However, with the increased awareness and openness among the public and celebrity circles, many Christians and clergy members also feel comfortable to take the need for mental health support much more seriously.
It is encouraging that many ministries and denominations are training pastors, elders and church members to handle emotional and psychological problems. One way we can be prepared is to better understand these realities in the society and among our churches.
In recent years, there has been increased interest among the researchers and scientists to understand the relationship between religion and spirituality and mental health.
Study and Findings
An interesting study led by the Department of Psychiatry, The Ohio State University Wexner Medical Center reviewed the capacity of religion and spirituality to benefit or harm the mental health of believers.
Findings indicate that religion and spirituality can promote mental health through positive beliefs, community support and positive religious coping.

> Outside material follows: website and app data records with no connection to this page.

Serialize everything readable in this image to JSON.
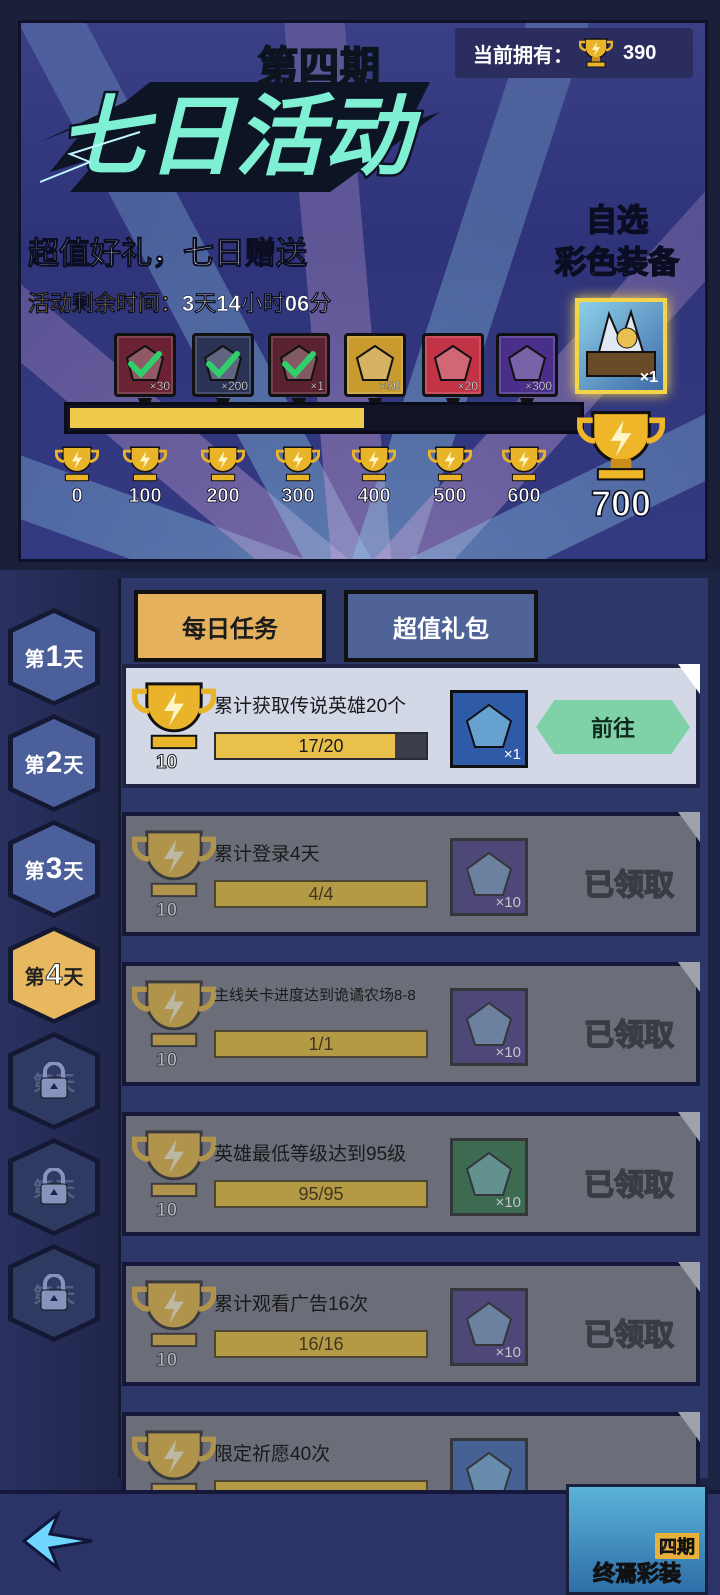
{
  "banner": {
    "period": "第四期",
    "event_title": "七日活动",
    "subtitle": "超值好礼，七日赠送",
    "remaining_label": "活动剩余时间：",
    "remaining_value": "3天14小时06分",
    "owned_label": "当前拥有：",
    "owned_value": "390",
    "final_choice_line1": "自选",
    "final_choice_line2": "彩色装备",
    "progress_value": 400,
    "progress_max": 700,
    "rewards": [
      {
        "icon": "ruby-gem-check-icon",
        "count": "×30",
        "color": "#6b2233",
        "claimed": true
      },
      {
        "icon": "emerald-gem-check-icon",
        "count": "×200",
        "color": "#2b3355",
        "claimed": true
      },
      {
        "icon": "ore-check-icon",
        "count": "×1",
        "color": "#5a2230",
        "claimed": true
      },
      {
        "icon": "red-orb-icon",
        "count": "×50",
        "color": "#c99a2e",
        "claimed": false
      },
      {
        "icon": "crystal-orb-icon",
        "count": "×20",
        "color": "#c23346",
        "claimed": false
      },
      {
        "icon": "blue-diamond-icon",
        "count": "×300",
        "color": "#4a2f8a",
        "claimed": false
      }
    ],
    "final_reward_count": "×1",
    "milestones": [
      "0",
      "100",
      "200",
      "300",
      "400",
      "500",
      "600"
    ],
    "final_milestone": "700"
  },
  "tabs": {
    "daily": "每日任务",
    "gift": "超值礼包"
  },
  "days": [
    {
      "prefix": "第",
      "num": "1",
      "suffix": "天",
      "state": "normal"
    },
    {
      "prefix": "第",
      "num": "2",
      "suffix": "天",
      "state": "normal"
    },
    {
      "prefix": "第",
      "num": "3",
      "suffix": "天",
      "state": "normal"
    },
    {
      "prefix": "第",
      "num": "4",
      "suffix": "天",
      "state": "active"
    },
    {
      "prefix": "第",
      "num": "",
      "suffix": "天",
      "state": "locked"
    },
    {
      "prefix": "第",
      "num": "",
      "suffix": "天",
      "state": "locked"
    },
    {
      "prefix": "第",
      "num": "",
      "suffix": "天",
      "state": "locked"
    }
  ],
  "tasks": [
    {
      "desc": "累计获取传说英雄20个",
      "points": "10",
      "progress": "17/20",
      "fraction": 0.85,
      "item_icon": "scroll-icon",
      "item_count": "×1",
      "item_color": "#2e5aa8",
      "action": "前往",
      "done": false
    },
    {
      "desc": "累计登录4天",
      "points": "10",
      "progress": "4/4",
      "fraction": 1,
      "item_icon": "diamond-icon",
      "item_count": "×10",
      "item_color": "#3c2f7a",
      "action": "已领取",
      "done": true
    },
    {
      "desc": "主线关卡进度达到诡谲农场8-8",
      "points": "10",
      "progress": "1/1",
      "fraction": 1,
      "item_icon": "lightning-icon",
      "item_count": "×10",
      "item_color": "#3c2f7a",
      "action": "已领取",
      "done": true
    },
    {
      "desc": "英雄最低等级达到95级",
      "points": "10",
      "progress": "95/95",
      "fraction": 1,
      "item_icon": "mystery-chest-icon",
      "item_count": "×10",
      "item_color": "#1e6a3a",
      "action": "已领取",
      "done": true
    },
    {
      "desc": "累计观看广告16次",
      "points": "10",
      "progress": "16/16",
      "fraction": 1,
      "item_icon": "diamond-icon",
      "item_count": "×10",
      "item_color": "#3c2f7a",
      "action": "已领取",
      "done": true
    },
    {
      "desc": "限定祈愿40次",
      "points": "10",
      "progress": "",
      "fraction": 1,
      "item_icon": "scroll-icon",
      "item_count": "",
      "item_color": "#2e5aa8",
      "action": "",
      "done": true
    }
  ],
  "bottom": {
    "final_label": "终焉彩装",
    "final_tag": "四期"
  }
}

Interestingly, research also brought to light that religion and spirituality can be damaging to mental health through negative religious coping, misunderstanding, miscommunication and negative beliefs.
Considering the deep impact of church and religion on the mental wellbeing of the congregation, it is important to identify tools and resources that equip the church leadership to play a helpful support role.
Research also found some promise for the role of church and religion when appropriate tools were used for the assessment of patients’ spiritual needs and when spiritual themes were incorporated into treatment.
The key takeaway from this is that religion and spirituality have the ability to promote or damage mental health. This knowledge, in turn, demands an increased awareness of religious matters by practitioners in the mental health field.
On the other hand, it opens up the need for awareness and training within our churches and religious institutions to provide much-needed support to people grappling with mental health issues on a daily basis not knowing who could help them.
For more information on the role of religion and spirituality in mental health study check out: https://www.ncbi.nlm.nih.gov/pubmed/25046080